Double that consonant?

I ran across this word in a piece of copy the other day: weasely (that is, in the manner of a weasel). I looked the word up because I thought it should be spelled “weaselly” (weasel + ly). I was right. Later, I had to look up the past tense of the verb “benefit” for what seems like the thousandth time (I have a mental block on this word). The spelling is “benefited,” (not “benefitted”). These two words led me to think about spelling rules.

Here are some rules about adding suffixes to words that end in consonants.

* If a one-syllable word ends in a single consonant preceded by a single vowel, double the final consonant before a suffix beginning with a vowel or before the suffix y.

Examples: bag – bagged, run – running, stop – stopped, fog – foggy.

Some exceptions: yes – yeses, gas – gases, sew – sewing, box – boxy.

* If a multiple-syllable word ends in a single consonant preceded by a single vowel and the accent is on the last syllable of the root word, double the final consonant before a suffix beginning with a vowel.

Examples: refer – referred, occur – occurrence, control – controlled.

Exceptions: obey – obeyed.

But if the accent shifts from the second syllable when the suffix is added, don’t double the consonant.

Example: refer – reference.

* If a one-syllable word ends in a single consonant preceded by a single vowel, do not double the final consonant before a suffix beginning with a consonant.

Examples: bad – badly, play – playful.

* If a multiple-syllable word ends in a single consonant preceded by a single vowel and the accent does not fall on the last syllable of the root word, do not double the final consonant before a suffix beginning with a vowel.

Examples: benefit – benefited, cancel – canceled, differ – different.

Some exceptions: program – programming, outfit – outfitting, kidnap – kidnapped.

* If a multiple-syllable word ends in a single consonant preceded by more than one vowel, do not double the final consonant before any suffix. (CORRECTION PROMPTED BY COMMENT 1: This rule should begin: If a ONE-SYLLABLE or a multiple-syllable word … )

Examples: dream – dreamy, chief – chiefly, equal – equaled.

Exceptions: quiz – quizzed, quizzing, equip – equipping.

* If a word ends with more than one consonant, do not double the final consonant before any suffix.

Examples: comb – combing, return – returned, harp – harping.

But if you add -ly to a word that ends in double l, drop one of the l’s: full – fully. (Just remember that you won’t have three l’s in a row.)
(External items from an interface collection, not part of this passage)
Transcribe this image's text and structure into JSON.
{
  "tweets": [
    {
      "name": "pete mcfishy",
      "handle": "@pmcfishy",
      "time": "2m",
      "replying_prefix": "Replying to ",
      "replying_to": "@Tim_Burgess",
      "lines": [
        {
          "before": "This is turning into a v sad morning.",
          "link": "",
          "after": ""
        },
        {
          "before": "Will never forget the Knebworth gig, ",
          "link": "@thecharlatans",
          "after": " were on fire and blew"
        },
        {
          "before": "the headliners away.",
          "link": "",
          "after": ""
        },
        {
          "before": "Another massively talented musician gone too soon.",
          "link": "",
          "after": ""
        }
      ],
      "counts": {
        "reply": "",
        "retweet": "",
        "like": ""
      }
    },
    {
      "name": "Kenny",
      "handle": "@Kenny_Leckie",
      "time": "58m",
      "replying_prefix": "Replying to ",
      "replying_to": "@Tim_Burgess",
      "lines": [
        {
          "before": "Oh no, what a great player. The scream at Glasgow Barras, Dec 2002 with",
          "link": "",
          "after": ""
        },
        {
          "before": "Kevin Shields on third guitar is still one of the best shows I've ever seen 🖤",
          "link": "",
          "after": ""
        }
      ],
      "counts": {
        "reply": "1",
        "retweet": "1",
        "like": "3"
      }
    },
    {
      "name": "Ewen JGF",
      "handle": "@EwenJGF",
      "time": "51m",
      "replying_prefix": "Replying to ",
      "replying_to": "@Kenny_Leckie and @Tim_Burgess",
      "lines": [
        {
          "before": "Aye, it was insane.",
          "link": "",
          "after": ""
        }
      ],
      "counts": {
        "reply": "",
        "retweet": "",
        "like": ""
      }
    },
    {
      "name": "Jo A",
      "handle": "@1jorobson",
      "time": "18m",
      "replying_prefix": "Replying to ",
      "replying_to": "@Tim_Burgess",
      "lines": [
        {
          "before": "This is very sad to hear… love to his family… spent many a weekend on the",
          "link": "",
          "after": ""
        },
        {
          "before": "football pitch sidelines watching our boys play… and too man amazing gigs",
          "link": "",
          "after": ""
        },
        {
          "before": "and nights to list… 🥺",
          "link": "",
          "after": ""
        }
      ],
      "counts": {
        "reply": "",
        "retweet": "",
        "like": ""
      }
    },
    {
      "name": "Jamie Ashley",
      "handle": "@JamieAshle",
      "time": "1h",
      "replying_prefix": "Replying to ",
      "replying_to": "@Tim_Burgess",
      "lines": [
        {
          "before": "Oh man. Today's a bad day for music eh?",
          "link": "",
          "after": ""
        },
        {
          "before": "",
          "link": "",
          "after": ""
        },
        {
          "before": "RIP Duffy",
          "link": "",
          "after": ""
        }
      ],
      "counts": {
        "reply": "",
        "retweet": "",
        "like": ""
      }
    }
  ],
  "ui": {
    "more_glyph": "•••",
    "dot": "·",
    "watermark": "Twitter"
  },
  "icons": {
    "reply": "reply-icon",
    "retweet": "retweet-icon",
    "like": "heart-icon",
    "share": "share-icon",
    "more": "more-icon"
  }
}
This article was originally posted by the Raleigh News & Observer, a subsidiary of The McClatchy Co.; is posted here to provide continuity; and is copyright © 2011 The News & Observer Publishing Company, which reserves the right to remove this post.